*EXERCISE BRIEF*. While reading through the material below, copy each line that holds the word "false".

*DATA FOR THIS TASK*.

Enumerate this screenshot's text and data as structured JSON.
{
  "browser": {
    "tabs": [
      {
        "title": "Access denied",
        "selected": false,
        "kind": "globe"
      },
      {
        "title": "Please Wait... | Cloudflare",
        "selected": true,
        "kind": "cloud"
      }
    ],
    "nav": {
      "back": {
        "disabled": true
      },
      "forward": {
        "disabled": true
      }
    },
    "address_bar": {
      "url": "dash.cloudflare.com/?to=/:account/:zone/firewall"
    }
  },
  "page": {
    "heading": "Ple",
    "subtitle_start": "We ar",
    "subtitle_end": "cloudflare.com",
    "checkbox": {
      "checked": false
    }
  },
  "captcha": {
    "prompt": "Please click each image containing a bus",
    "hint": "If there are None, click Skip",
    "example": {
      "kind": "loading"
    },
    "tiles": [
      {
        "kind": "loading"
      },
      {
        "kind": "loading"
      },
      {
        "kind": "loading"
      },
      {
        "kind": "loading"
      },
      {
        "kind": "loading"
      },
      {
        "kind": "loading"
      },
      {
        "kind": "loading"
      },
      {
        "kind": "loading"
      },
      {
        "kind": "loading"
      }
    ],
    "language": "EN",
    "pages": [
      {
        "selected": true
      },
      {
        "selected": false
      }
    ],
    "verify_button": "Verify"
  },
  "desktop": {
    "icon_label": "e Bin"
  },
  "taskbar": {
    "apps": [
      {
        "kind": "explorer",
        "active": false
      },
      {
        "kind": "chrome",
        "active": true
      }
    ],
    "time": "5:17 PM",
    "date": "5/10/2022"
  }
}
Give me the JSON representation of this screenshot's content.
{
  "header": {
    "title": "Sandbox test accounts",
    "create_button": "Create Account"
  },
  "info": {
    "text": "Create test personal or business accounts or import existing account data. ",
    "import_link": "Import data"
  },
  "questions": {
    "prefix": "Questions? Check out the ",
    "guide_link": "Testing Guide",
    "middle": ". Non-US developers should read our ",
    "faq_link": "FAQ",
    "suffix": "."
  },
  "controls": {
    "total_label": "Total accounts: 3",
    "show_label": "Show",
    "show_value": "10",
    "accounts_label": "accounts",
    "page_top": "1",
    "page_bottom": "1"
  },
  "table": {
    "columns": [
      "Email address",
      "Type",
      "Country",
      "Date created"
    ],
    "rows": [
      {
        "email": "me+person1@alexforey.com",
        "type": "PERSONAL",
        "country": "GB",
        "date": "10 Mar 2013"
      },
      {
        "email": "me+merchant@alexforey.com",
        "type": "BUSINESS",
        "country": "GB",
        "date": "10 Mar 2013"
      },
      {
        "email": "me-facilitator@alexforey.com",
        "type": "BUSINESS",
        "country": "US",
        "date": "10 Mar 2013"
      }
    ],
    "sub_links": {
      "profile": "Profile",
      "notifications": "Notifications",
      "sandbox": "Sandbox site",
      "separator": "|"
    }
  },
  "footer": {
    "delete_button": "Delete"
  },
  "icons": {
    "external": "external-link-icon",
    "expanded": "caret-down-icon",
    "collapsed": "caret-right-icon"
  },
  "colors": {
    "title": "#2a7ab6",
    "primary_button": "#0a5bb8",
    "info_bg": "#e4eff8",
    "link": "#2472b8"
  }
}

*OUTPUT*.
        "selected": false,
      "checked": false
        "selected": false
        "active": false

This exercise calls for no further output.